In the shadow of terror: Nice is fascinating – “Je suis Nice”
43° 41′ 37.2156” N 7° 17′ 17.0772” E
29. juli, 2016
Nice: Only when you are four years old as our granddaughter, Nellie, you can in Nice – two weeks after the horrific attack on July 14 – ask if this is a place, where you can buy teddy bears and flowers.
The memorial site for the 84 random people, who were mowed down by an-ISIL terrorist in a heavy truck on Bastille Day in Nice, is for us, who are older than four years, deep, deep, deep into the heart poignant and oppressive.
Flowers, teddy bears, candle lights, poems, obituaries in overwhelming amounts, the whole atmosphere around the memorial site provokes a desire to stand behind the French and tell them that their sorrow is ours, that we share with them in their showdown against terror.
“Je suis Nice“.
Nice is an enchanting city. Cosmopolitan. Rich. Varied. Energetic. Caracterized by art, culture and architecture of the time, when the European aristocracy met here with one another in the late 1800s and early 1900s. Here are many beautiful buildings, several museums, joyful playgrounds and more life in the streets than in any other town along the French Mediterranean coast.
Exactly this year, the summer of 2016, however, it is difficult to do anything other than let the pictures speech from the memorial after the fatal Bastille Day.

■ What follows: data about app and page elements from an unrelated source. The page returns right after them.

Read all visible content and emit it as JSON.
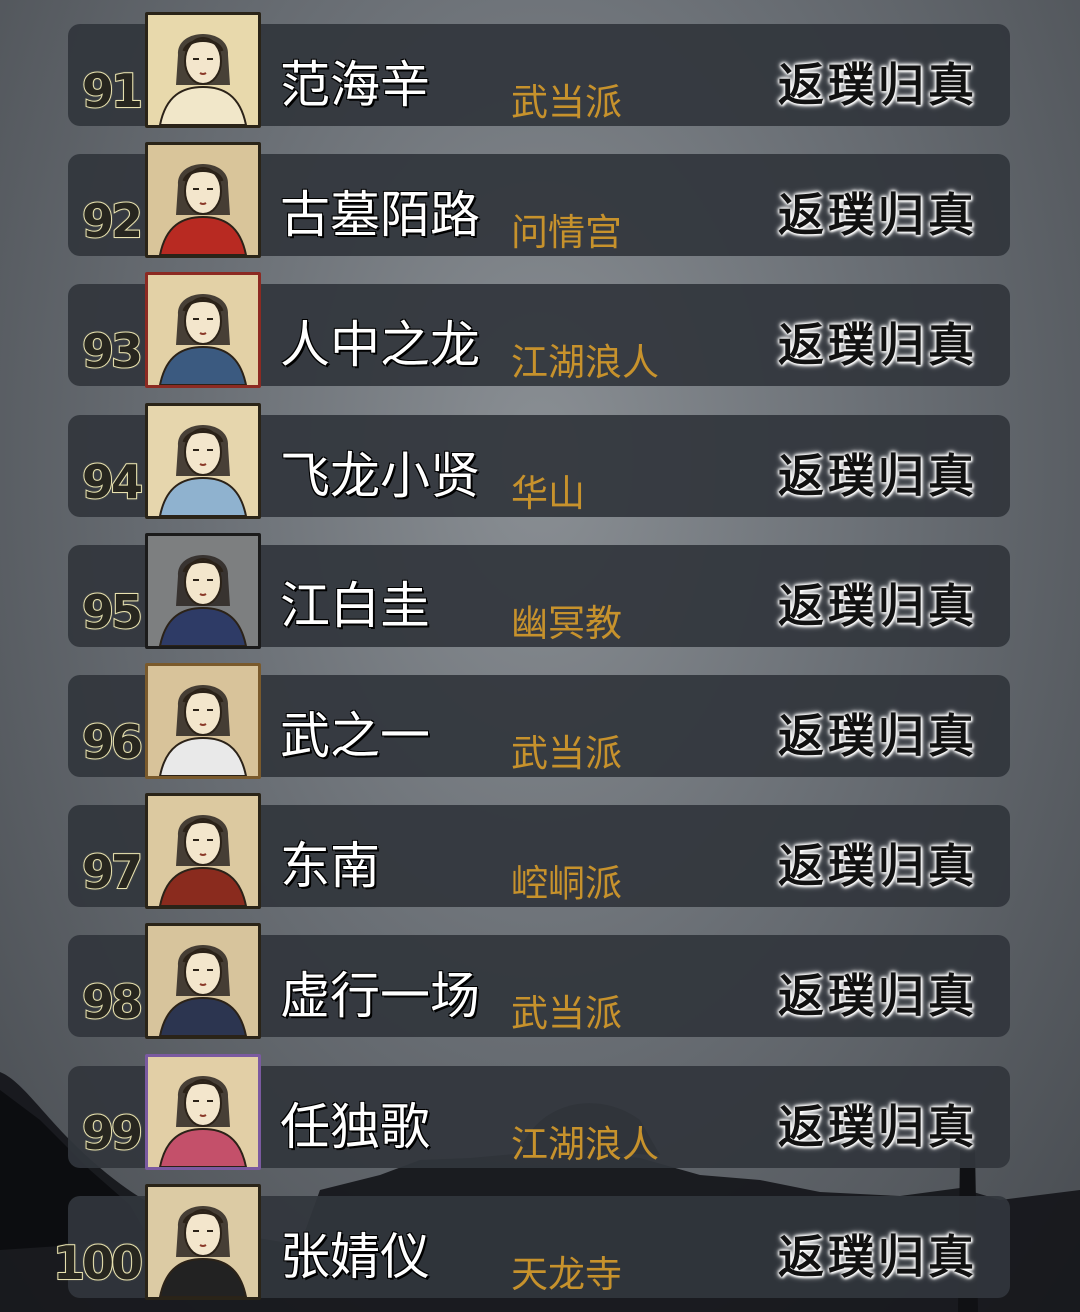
{
  "leaderboard": {
    "entries": [
      {
        "rank": "91",
        "name": "范海辛",
        "sect": "武当派",
        "realm": "返璞归真",
        "frame": "#2a2418",
        "bg": "#e8d9ac",
        "accent": "#f1e7c9"
      },
      {
        "rank": "92",
        "name": "古墓陌路",
        "sect": "问情宫",
        "realm": "返璞归真",
        "frame": "#2a2418",
        "bg": "#d9c59a",
        "accent": "#b82a22"
      },
      {
        "rank": "93",
        "name": "人中之龙",
        "sect": "江湖浪人",
        "realm": "返璞归真",
        "frame": "#8c2a22",
        "bg": "#e3d1a6",
        "accent": "#3b5a80"
      },
      {
        "rank": "94",
        "name": "飞龙小贤",
        "sect": "华山",
        "realm": "返璞归真",
        "frame": "#2a2418",
        "bg": "#e6d6ad",
        "accent": "#8fb2cf"
      },
      {
        "rank": "95",
        "name": "江白圭",
        "sect": "幽冥教",
        "realm": "返璞归真",
        "frame": "#1b1b1b",
        "bg": "#7d7f80",
        "accent": "#2e3b66"
      },
      {
        "rank": "96",
        "name": "武之一",
        "sect": "武当派",
        "realm": "返璞归真",
        "frame": "#7a5a2c",
        "bg": "#d8c39a",
        "accent": "#e9e9e9"
      },
      {
        "rank": "97",
        "name": "东南",
        "sect": "崆峒派",
        "realm": "返璞归真",
        "frame": "#2a2418",
        "bg": "#dcc9a0",
        "accent": "#8a2b1e"
      },
      {
        "rank": "98",
        "name": "虚行一场",
        "sect": "武当派",
        "realm": "返璞归真",
        "frame": "#2a2418",
        "bg": "#d7c49c",
        "accent": "#2c3550"
      },
      {
        "rank": "99",
        "name": "任独歌",
        "sect": "江湖浪人",
        "realm": "返璞归真",
        "frame": "#7b5aa0",
        "bg": "#e2cfa6",
        "accent": "#c4506a"
      },
      {
        "rank": "100",
        "name": "张婧仪",
        "sect": "天龙寺",
        "realm": "返璞归真",
        "frame": "#2a2418",
        "bg": "#dccba4",
        "accent": "#222222"
      }
    ]
  }
}
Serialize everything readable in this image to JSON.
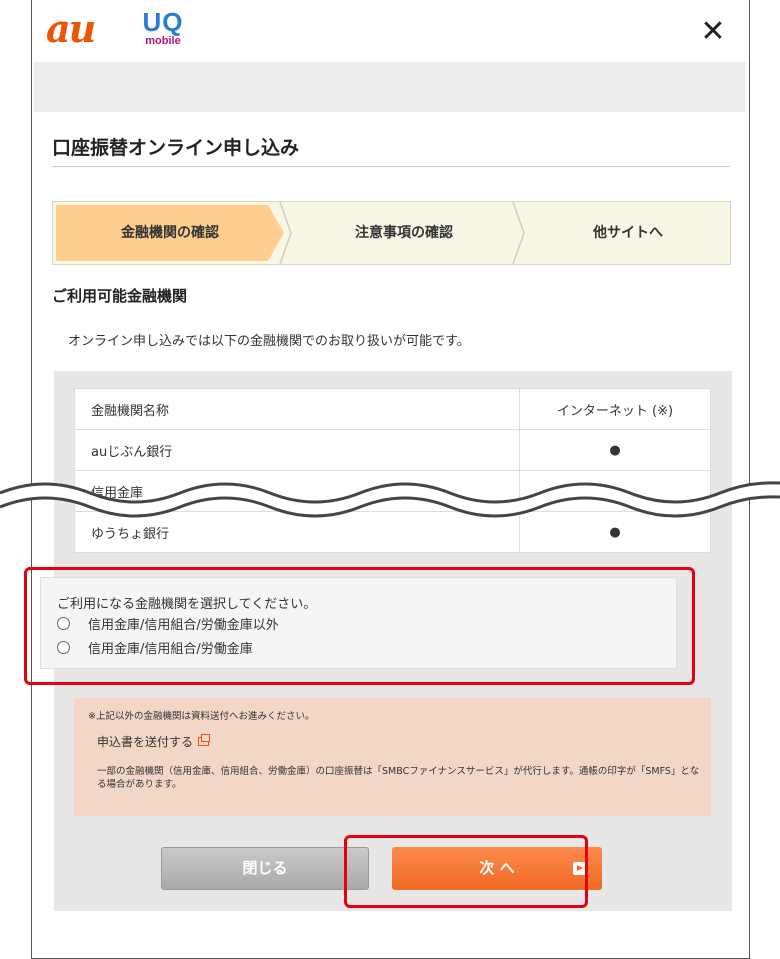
{
  "header": {
    "logo_au": "au",
    "logo_uq": "UQ",
    "logo_uq_sub": "mobile",
    "close": "✕"
  },
  "page_title": "口座振替オンライン申し込み",
  "steps": [
    {
      "label": "金融機関の確認",
      "active": true
    },
    {
      "label": "注意事項の確認",
      "active": false
    },
    {
      "label": "他サイトへ",
      "active": false
    }
  ],
  "section_heading": "ご利用可能金融機関",
  "intro": "オンライン申し込みでは以下の金融機関でのお取り扱いが可能です。",
  "table": {
    "headers": [
      "金融機関名称",
      "インターネット (※)"
    ],
    "rows": [
      [
        "auじぶん銀行",
        "●"
      ],
      [
        "信用金庫",
        ""
      ],
      [
        "ゆうちょ銀行",
        "●"
      ]
    ]
  },
  "select": {
    "label": "ご利用になる金融機関を選択してください。",
    "options": [
      "信用金庫/信用組合/労働金庫以外",
      "信用金庫/信用組合/労働金庫"
    ]
  },
  "notice": {
    "line1": "※上記以外の金融機関は資料送付へお進みください。",
    "link": "申込書を送付する",
    "line3": "一部の金融機関（信用金庫、信用組合、労働金庫）の口座振替は「SMBCファイナンスサービス」が代行します。通帳の印字が「SMFS」となる場合があります。"
  },
  "buttons": {
    "close": "閉じる",
    "next": "次 へ"
  },
  "colors": {
    "accent": "#f06a23",
    "highlight": "#e60012",
    "step_active": "#fecf8e"
  }
}
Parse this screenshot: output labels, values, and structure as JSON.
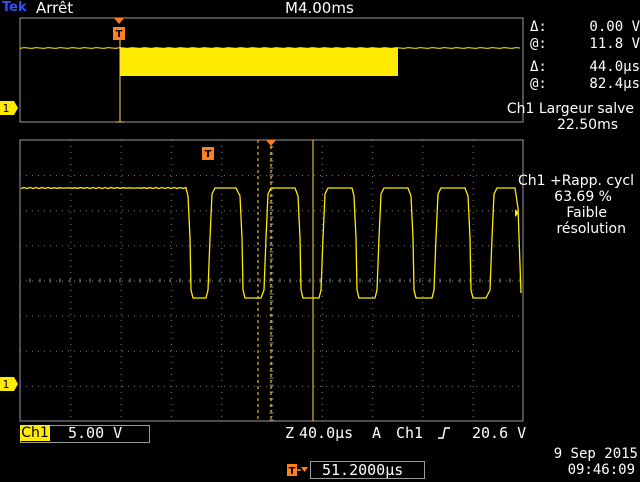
{
  "header": {
    "brand": "Tek",
    "run_state": "Arrêt",
    "main_timebase": "M4.00ms"
  },
  "cursors": {
    "delta_v_symbol": "Δ:",
    "delta_v": "0.00 V",
    "at_v_symbol": "@:",
    "at_v": "11.8 V",
    "delta_t_symbol": "Δ:",
    "delta_t": "44.0µs",
    "at_t_symbol": "@:",
    "at_t": "82.4µs"
  },
  "measurements": [
    {
      "label": "Ch1 Largeur salve",
      "value": "22.50ms"
    },
    {
      "label": "Ch1 +Rapp. cycl",
      "value": "63.69 %"
    },
    {
      "note1": "Faible",
      "note2": "résolution"
    }
  ],
  "channel": {
    "name": "Ch1",
    "scale": "5.00 V",
    "marker": "1"
  },
  "horizontal": {
    "zoom_label": "Z",
    "zoom_scale": "40.0µs",
    "acq_label": "A",
    "trig_source": "Ch1",
    "trig_slope_icon": "rising-edge-icon",
    "trig_level": "20.6 V"
  },
  "trigger_position": "51.2000µs",
  "datetime": {
    "date": "9 Sep  2015",
    "time": "09:46:09"
  },
  "colors": {
    "trace": "#ffeb00",
    "trigger_marker": "#ff7f1e",
    "brand": "#3050ff",
    "grid": "#8a8a8a",
    "cursor": "#ffd84a"
  }
}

Facts: After having dwelt on the memory of the victims of the July 14 terror here are some factual sailing information: Nice is a relatively inexpensive port: 30 € per night. Slightly cheaper than Cannes: € 34 per night.
Our experience is, that if you are in the big cities, you should try to get into the old port – Vieux Port – then you get a price close to Nice and Cannes. The price rises when you go into smaller ports for instance Marina Baie des Anges between Nice and Antibes. Here you pay € 48 per night without ever getting more for your money.
Therefore: Go for Vieux Ports when you need to seek a harbour with shopping facilities, sanitary facilities and cultural activities beyond what you can get when you anchor for free in the bays.
Ronja eat cherries with the big ones. Note that now we park our boat, as we will. The bow in first – no matter what the French do and think